EXERCISE INSTRUCTIONS |
Nothing but a full, exact copy of the data is needed.

PROVIDED RECORDS |
----------------------------------------

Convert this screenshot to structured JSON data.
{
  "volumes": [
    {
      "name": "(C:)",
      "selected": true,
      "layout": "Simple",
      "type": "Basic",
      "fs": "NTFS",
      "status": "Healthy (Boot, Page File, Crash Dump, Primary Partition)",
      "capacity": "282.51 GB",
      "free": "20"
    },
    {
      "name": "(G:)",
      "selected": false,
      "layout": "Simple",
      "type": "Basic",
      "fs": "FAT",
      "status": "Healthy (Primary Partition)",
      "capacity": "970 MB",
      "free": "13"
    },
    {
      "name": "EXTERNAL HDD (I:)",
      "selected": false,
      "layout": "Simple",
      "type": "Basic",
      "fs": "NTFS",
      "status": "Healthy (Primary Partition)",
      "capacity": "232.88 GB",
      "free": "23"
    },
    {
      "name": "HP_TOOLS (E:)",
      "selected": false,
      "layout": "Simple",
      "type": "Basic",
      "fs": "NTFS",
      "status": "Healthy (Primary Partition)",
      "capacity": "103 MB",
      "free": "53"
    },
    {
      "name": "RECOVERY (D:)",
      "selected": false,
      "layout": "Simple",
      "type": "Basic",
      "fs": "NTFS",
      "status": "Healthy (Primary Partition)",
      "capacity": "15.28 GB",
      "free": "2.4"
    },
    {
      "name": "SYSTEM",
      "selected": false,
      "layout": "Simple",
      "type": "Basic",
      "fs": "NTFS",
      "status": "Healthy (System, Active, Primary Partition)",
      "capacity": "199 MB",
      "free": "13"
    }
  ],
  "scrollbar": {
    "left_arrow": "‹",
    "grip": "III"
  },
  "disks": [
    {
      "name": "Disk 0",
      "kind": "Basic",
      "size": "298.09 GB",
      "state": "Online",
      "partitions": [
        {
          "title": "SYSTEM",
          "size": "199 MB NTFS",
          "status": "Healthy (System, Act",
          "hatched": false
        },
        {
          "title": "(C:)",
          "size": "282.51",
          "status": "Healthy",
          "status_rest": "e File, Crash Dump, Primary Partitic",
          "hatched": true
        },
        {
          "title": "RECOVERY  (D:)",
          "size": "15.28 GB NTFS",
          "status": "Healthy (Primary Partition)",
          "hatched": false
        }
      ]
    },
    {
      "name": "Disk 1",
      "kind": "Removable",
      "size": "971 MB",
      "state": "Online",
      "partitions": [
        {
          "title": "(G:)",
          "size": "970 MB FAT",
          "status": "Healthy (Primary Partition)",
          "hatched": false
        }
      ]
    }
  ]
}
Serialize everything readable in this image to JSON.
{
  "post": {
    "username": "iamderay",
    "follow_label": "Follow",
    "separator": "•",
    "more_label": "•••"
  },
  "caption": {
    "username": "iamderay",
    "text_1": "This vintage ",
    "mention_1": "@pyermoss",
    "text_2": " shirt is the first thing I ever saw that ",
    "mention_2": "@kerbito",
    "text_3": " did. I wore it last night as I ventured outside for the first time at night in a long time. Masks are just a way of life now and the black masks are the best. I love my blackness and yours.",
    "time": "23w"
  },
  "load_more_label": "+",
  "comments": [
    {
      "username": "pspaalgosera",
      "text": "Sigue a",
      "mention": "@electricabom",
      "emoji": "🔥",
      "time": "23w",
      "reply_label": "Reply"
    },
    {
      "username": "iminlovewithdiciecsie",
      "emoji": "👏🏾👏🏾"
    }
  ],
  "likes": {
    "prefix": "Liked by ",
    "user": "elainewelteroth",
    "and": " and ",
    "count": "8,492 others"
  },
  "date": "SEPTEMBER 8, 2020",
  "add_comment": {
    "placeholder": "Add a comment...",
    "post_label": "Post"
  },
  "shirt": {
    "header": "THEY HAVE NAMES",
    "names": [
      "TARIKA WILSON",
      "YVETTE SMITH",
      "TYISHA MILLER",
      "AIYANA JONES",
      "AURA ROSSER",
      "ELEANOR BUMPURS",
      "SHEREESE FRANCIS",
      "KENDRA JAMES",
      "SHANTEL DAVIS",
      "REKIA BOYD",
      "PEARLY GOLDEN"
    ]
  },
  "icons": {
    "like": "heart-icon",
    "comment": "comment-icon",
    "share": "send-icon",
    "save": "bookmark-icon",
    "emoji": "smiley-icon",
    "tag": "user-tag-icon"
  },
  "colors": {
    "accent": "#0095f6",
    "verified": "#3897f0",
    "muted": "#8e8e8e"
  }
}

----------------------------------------

RESPONSE BELOW |
Convert this screenshot to structured JSON data.
{
  "volumes": [
    {
      "name": "(C:)",
      "selected": true,
      "layout": "Simple",
      "type": "Basic",
      "fs": "NTFS",
      "status": "Healthy (Boot, Page File, Crash Dump, Primary Partition)",
      "capacity": "282.51 GB",
      "free": "20"
    },
    {
      "name": "(G:)",
      "selected": false,
      "layout": "Simple",
      "type": "Basic",
      "fs": "FAT",
      "status": "Healthy (Primary Partition)",
      "capacity": "970 MB",
      "free": "13"
    },
    {
      "name": "EXTERNAL HDD (I:)",
      "selected": false,
      "layout": "Simple",
      "type": "Basic",
      "fs": "NTFS",
      "status": "Healthy (Primary Partition)",
      "capacity": "232.88 GB",
      "free": "23"
    },
    {
      "name": "HP_TOOLS (E:)",
      "selected": false,
      "layout": "Simple",
      "type": "Basic",
      "fs": "NTFS",
      "status": "Healthy (Primary Partition)",
      "capacity": "103 MB",
      "free": "53"
    },
    {
      "name": "RECOVERY (D:)",
      "selected": false,
      "layout": "Simple",
      "type": "Basic",
      "fs": "NTFS",
      "status": "Healthy (Primary Partition)",
      "capacity": "15.28 GB",
      "free": "2.4"
    },
    {
      "name": "SYSTEM",
      "selected": false,
      "layout": "Simple",
      "type": "Basic",
      "fs": "NTFS",
      "status": "Healthy (System, Active, Primary Partition)",
      "capacity": "199 MB",
      "free": "13"
    }
  ],
  "scrollbar": {
    "left_arrow": "‹",
    "grip": "III"
  },
  "disks": [
    {
      "name": "Disk 0",
      "kind": "Basic",
      "size": "298.09 GB",
      "state": "Online",
      "partitions": [
        {
          "title": "SYSTEM",
          "size": "199 MB NTFS",
          "status": "Healthy (System, Act",
          "hatched": false
        },
        {
          "title": "(C:)",
          "size": "282.51",
          "status": "Healthy",
          "status_rest": "e File, Crash Dump, Primary Partitic",
          "hatched": true
        },
        {
          "title": "RECOVERY  (D:)",
          "size": "15.28 GB NTFS",
          "status": "Healthy (Primary Partition)",
          "hatched": false
        }
      ]
    },
    {
      "name": "Disk 1",
      "kind": "Removable",
      "size": "971 MB",
      "state": "Online",
      "partitions": [
        {
          "title": "(G:)",
          "size": "970 MB FAT",
          "status": "Healthy (Primary Partition)",
          "hatched": false
        }
      ]
    }
  ]
}
Serialize everything readable in this image to JSON.
{
  "post": {
    "username": "iamderay",
    "follow_label": "Follow",
    "separator": "•",
    "more_label": "•••"
  },
  "caption": {
    "username": "iamderay",
    "text_1": "This vintage ",
    "mention_1": "@pyermoss",
    "text_2": " shirt is the first thing I ever saw that ",
    "mention_2": "@kerbito",
    "text_3": " did. I wore it last night as I ventured outside for the first time at night in a long time. Masks are just a way of life now and the black masks are the best. I love my blackness and yours.",
    "time": "23w"
  },
  "load_more_label": "+",
  "comments": [
    {
      "username": "pspaalgosera",
      "text": "Sigue a",
      "mention": "@electricabom",
      "emoji": "🔥",
      "time": "23w",
      "reply_label": "Reply"
    },
    {
      "username": "iminlovewithdiciecsie",
      "emoji": "👏🏾👏🏾"
    }
  ],
  "likes": {
    "prefix": "Liked by ",
    "user": "elainewelteroth",
    "and": " and ",
    "count": "8,492 others"
  },
  "date": "SEPTEMBER 8, 2020",
  "add_comment": {
    "placeholder": "Add a comment...",
    "post_label": "Post"
  },
  "shirt": {
    "header": "THEY HAVE NAMES",
    "names": [
      "TARIKA WILSON",
      "YVETTE SMITH",
      "TYISHA MILLER",
      "AIYANA JONES",
      "AURA ROSSER",
      "ELEANOR BUMPURS",
      "SHEREESE FRANCIS",
      "KENDRA JAMES",
      "SHANTEL DAVIS",
      "REKIA BOYD",
      "PEARLY GOLDEN"
    ]
  },
  "icons": {
    "like": "heart-icon",
    "comment": "comment-icon",
    "share": "send-icon",
    "save": "bookmark-icon",
    "emoji": "smiley-icon",
    "tag": "user-tag-icon"
  },
  "colors": {
    "accent": "#0095f6",
    "verified": "#3897f0",
    "muted": "#8e8e8e"
  }
}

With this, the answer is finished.